When boaters are “mugged” while watching humpback whales, it’s an intimately wonderful experience.
The term is used to describe somewhat rare behavior by whales – primarily humpbacks – that seemingly become so curious about people that they circle and even nudge vessels. The whales will linger for minutes, even hours, as they swim slowly around boats, often within feet of people, at times gazing into their eyes.
The accompanying footage, posted to Facebook on Sunday by National Geographic, provides a stunning aerial perspective of mugging behavior, off New Caledonia in the South Pacific. (National Geographic does not mention “mugging,” but the term is used widely to describe this behavior.)
By Monday morning, the video had been watched more than 3 million times, and shared nearly 30,000 times.

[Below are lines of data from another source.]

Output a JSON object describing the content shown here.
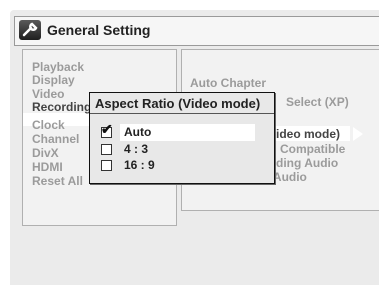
{
  "header": {
    "title": "General Setting",
    "icon": "wrench-icon"
  },
  "menu": {
    "items": [
      {
        "label": "Playback",
        "active": false
      },
      {
        "label": "Display",
        "active": false
      },
      {
        "label": "Video",
        "active": false
      },
      {
        "label": "Recording",
        "active": true
      },
      {
        "label": "Clock",
        "active": false
      },
      {
        "label": "Channel",
        "active": false
      },
      {
        "label": "DivX",
        "active": false
      },
      {
        "label": "HDMI",
        "active": false
      },
      {
        "label": "Reset All",
        "active": false
      }
    ]
  },
  "submenu": {
    "items": [
      {
        "label": "Auto Chapter"
      },
      {
        "label": "Select (XP)"
      },
      {
        "label": "ideo mode)"
      },
      {
        "label": "Compatible"
      },
      {
        "label": "ding Audio"
      },
      {
        "label": "External Input Audio"
      }
    ]
  },
  "dialog": {
    "title": "Aspect Ratio (Video mode)",
    "options": [
      {
        "label": "Auto",
        "checked": true
      },
      {
        "label": "4 : 3",
        "checked": false
      },
      {
        "label": "16 : 9",
        "checked": false
      }
    ],
    "check_glyph": "✔"
  },
  "colors": {
    "background": "#ebebeb",
    "inactive_text": "#9b9b9b",
    "active_text": "#222222",
    "highlight": "#ffffff"
  }
}
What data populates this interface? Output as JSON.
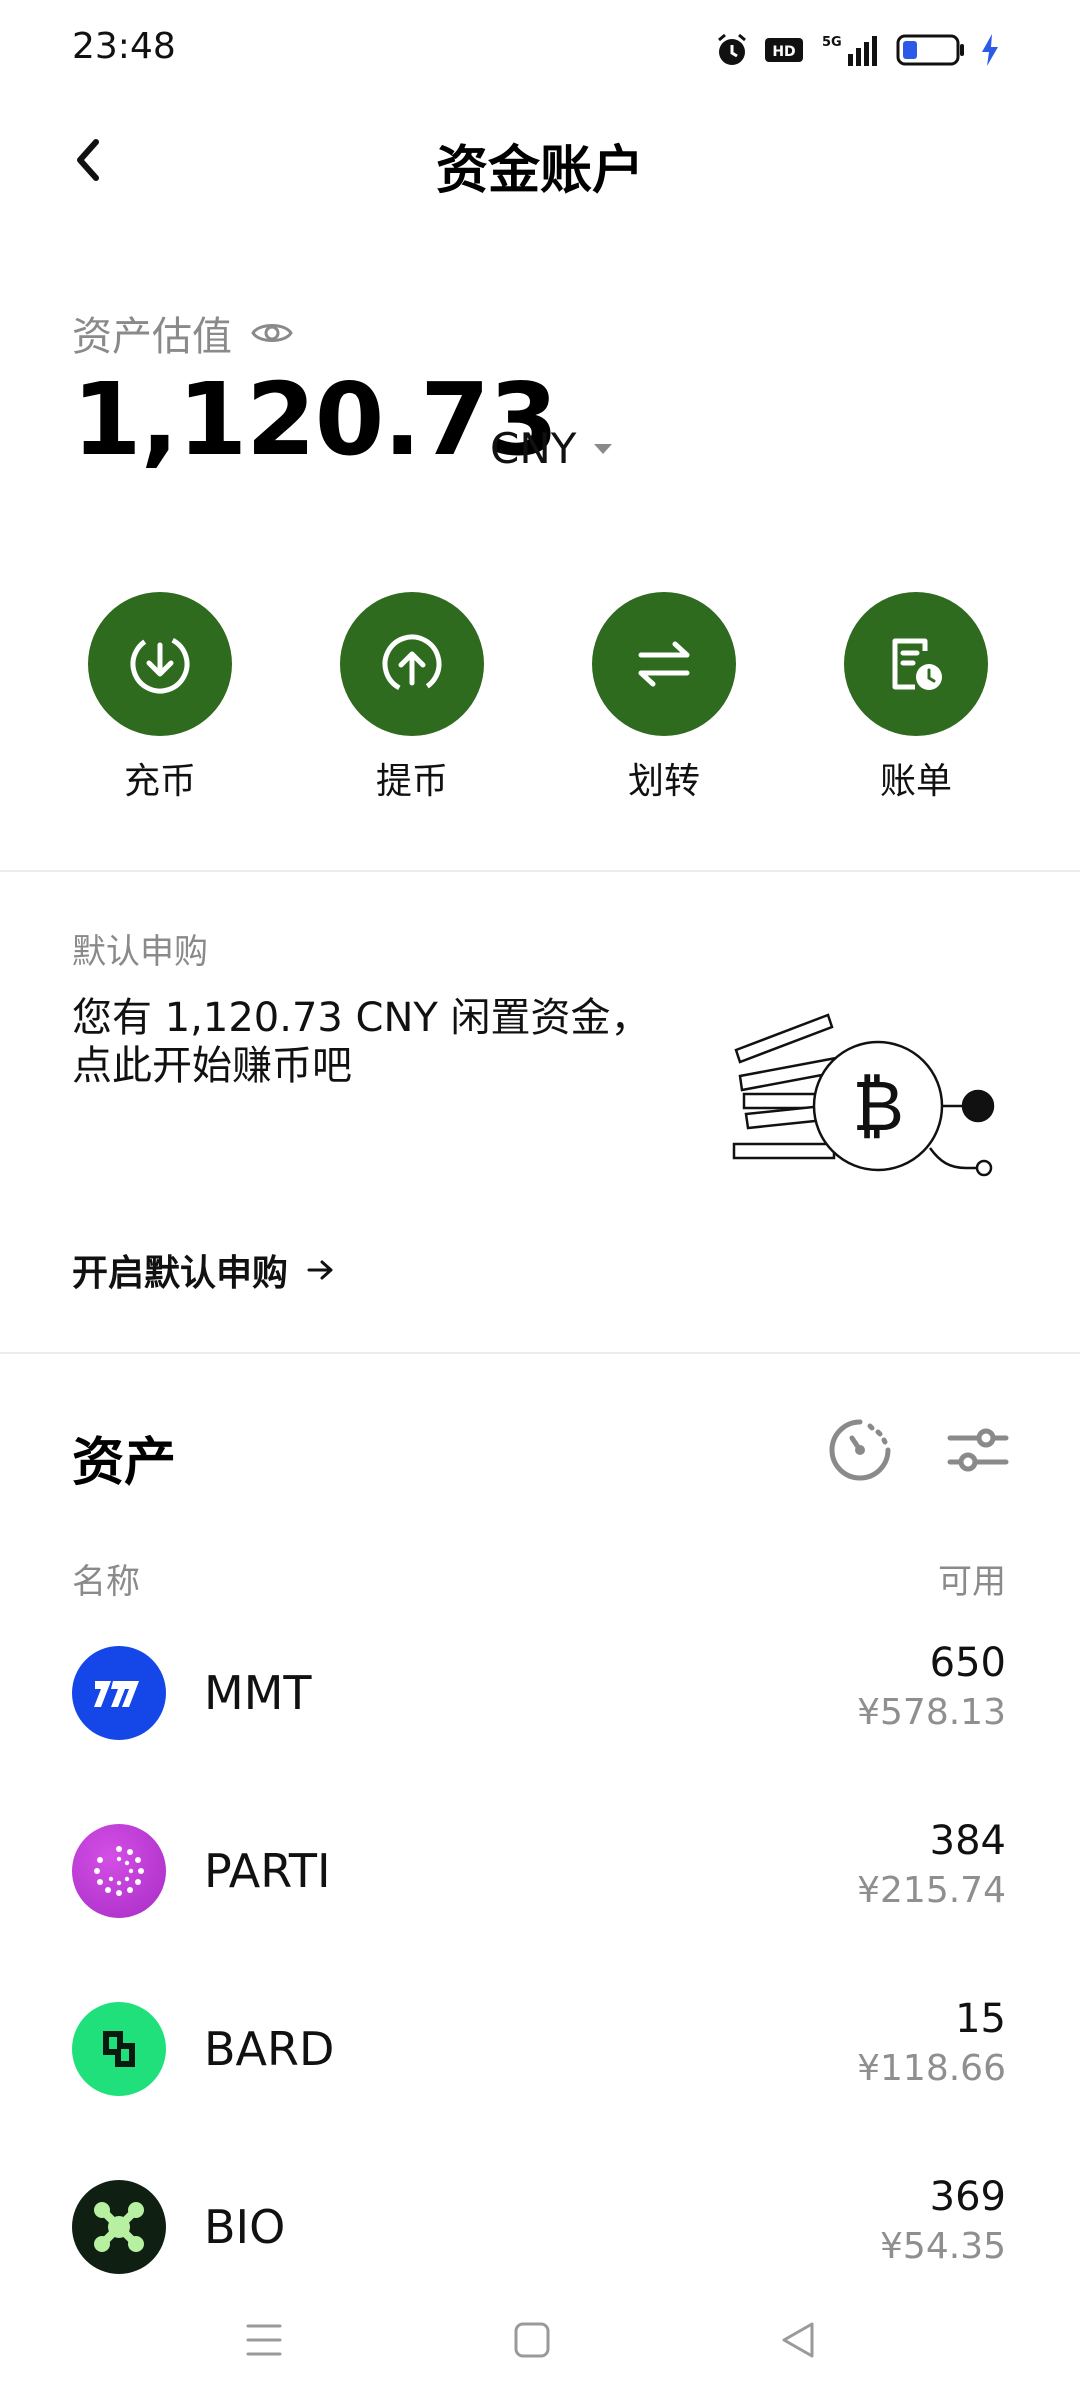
{
  "status_bar": {
    "time": "23:48",
    "icons": [
      "alarm-icon",
      "hd-icon",
      "5g-signal-icon",
      "battery-icon",
      "charging-icon"
    ]
  },
  "header": {
    "title": "资金账户"
  },
  "valuation": {
    "label": "资产估值",
    "amount": "1,120.73",
    "currency": "CNY"
  },
  "actions": [
    {
      "label": "充币",
      "icon": "deposit-icon"
    },
    {
      "label": "提币",
      "icon": "withdraw-icon"
    },
    {
      "label": "划转",
      "icon": "transfer-icon"
    },
    {
      "label": "账单",
      "icon": "bill-icon"
    }
  ],
  "subscription": {
    "label": "默认申购",
    "line1": "您有 1,120.73 CNY 闲置资金，",
    "line2": "点此开始赚币吧",
    "link": "开启默认申购"
  },
  "assets": {
    "title": "资产",
    "col_name": "名称",
    "col_available": "可用",
    "rows": [
      {
        "symbol": "MMT",
        "amount": "650",
        "cny": "¥578.13",
        "color": "#1446e8"
      },
      {
        "symbol": "PARTI",
        "amount": "384",
        "cny": "¥215.74",
        "color": "#c33fd9"
      },
      {
        "symbol": "BARD",
        "amount": "15",
        "cny": "¥118.66",
        "color": "#1fe07a"
      },
      {
        "symbol": "BIO",
        "amount": "369",
        "cny": "¥54.35",
        "color": "#0f1f12"
      }
    ]
  },
  "colors": {
    "accent_green": "#2e6b1e",
    "muted_text": "#8a8a8a"
  }
}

Wrote Alisa Schulman-Janiger, a California researcher, in a Facebook share: “Reports of this mugging behavior have increased in many areas worldwide over the past few decades, as these charismatic creatures rebound from whaling.”
Wrote Joyce C. Chiu in the National Geographic comment thread: “Before humans came along, the entire earth was this pristine.”
Poignant, considering that the humpback whales’ global population was reduced by about 90% during extensive whaling in the early 20th century.
Whale populations have since rebounded significantly throughout much of their range, however, and the mammals appear to have become more trusting of people aboard boats.
“After all the evil man has done to these beautiful creatures, they still want to be friends with us,” commented Diane Danielson.
Mugging behavior has been documented, mostly beginning in the 1980s and 90s, in many locations, including California and along the East Coast of the United States.
This appears to coincide with the end of widespread commercial whaling after a ban was imposed by the International Whaling Commission in 1982.
However, various types of commercial fishing gear indiscriminately kills or maims dozens of humpback whales each year.
New Caledonia is a French overseas territory, about 900 miles east of Australia, known for its dazzling blue waters.
Prime whale-watching season is from July through September, during the southern hemisphere winter, after the whales have returned from the much colder Antarctic feeding grounds.
Reads a passage from New Caledonia Tourism, referring to friendly humpback whales:
“The guidelines are strict: never disturb these animals. But these giants of the sea do what they want, and they are sometimes curious, so they come close, for your enjoyment. A whale makes its huge fin come out, as if to salute you, another one with her little ones observes from afar. This is an absolutely unpredictable spectacle, one in which nature decides to show what it wants.”
Read more at http://www.grindtv.com/wildlife/mugged-by-humpback-whales-stunning-footage-captured-in-south-pacific/#kc30VY4WvYdmHYrW.99